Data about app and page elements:
********************
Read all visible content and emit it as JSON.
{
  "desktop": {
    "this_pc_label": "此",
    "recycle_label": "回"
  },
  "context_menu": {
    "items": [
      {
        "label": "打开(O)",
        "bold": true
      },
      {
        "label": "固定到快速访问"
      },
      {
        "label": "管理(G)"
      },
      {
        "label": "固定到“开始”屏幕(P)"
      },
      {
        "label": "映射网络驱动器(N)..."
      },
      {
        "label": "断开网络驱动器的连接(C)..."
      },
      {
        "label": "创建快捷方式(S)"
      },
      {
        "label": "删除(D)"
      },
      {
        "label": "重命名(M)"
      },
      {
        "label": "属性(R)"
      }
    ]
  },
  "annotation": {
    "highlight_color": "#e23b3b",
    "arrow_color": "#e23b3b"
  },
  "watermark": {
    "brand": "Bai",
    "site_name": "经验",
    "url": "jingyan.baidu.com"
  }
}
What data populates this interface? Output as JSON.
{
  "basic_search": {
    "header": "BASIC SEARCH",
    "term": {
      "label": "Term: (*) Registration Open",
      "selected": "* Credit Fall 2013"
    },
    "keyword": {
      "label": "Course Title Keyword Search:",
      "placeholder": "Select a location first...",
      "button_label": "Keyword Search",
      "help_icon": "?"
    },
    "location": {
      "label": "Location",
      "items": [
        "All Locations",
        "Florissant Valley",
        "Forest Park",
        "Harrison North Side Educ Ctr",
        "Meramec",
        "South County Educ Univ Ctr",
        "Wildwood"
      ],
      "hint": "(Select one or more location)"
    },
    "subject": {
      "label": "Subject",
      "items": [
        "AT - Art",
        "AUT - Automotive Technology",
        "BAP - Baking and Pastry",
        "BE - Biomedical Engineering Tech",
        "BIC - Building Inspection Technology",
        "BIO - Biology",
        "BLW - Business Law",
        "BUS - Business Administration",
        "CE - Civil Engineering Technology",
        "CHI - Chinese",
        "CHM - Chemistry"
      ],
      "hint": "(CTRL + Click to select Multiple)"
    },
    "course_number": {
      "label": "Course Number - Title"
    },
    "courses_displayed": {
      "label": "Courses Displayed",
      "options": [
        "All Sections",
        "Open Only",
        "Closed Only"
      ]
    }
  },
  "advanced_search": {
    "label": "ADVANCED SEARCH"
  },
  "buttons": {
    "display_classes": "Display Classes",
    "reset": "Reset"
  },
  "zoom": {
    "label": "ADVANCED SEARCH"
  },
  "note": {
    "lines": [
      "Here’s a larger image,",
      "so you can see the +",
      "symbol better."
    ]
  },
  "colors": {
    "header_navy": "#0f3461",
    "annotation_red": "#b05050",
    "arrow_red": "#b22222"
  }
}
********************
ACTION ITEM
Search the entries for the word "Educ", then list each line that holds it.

WRITTEN ANSWER
        "Harrison North Side Educ Ctr",
        "South County Educ Univ Ctr",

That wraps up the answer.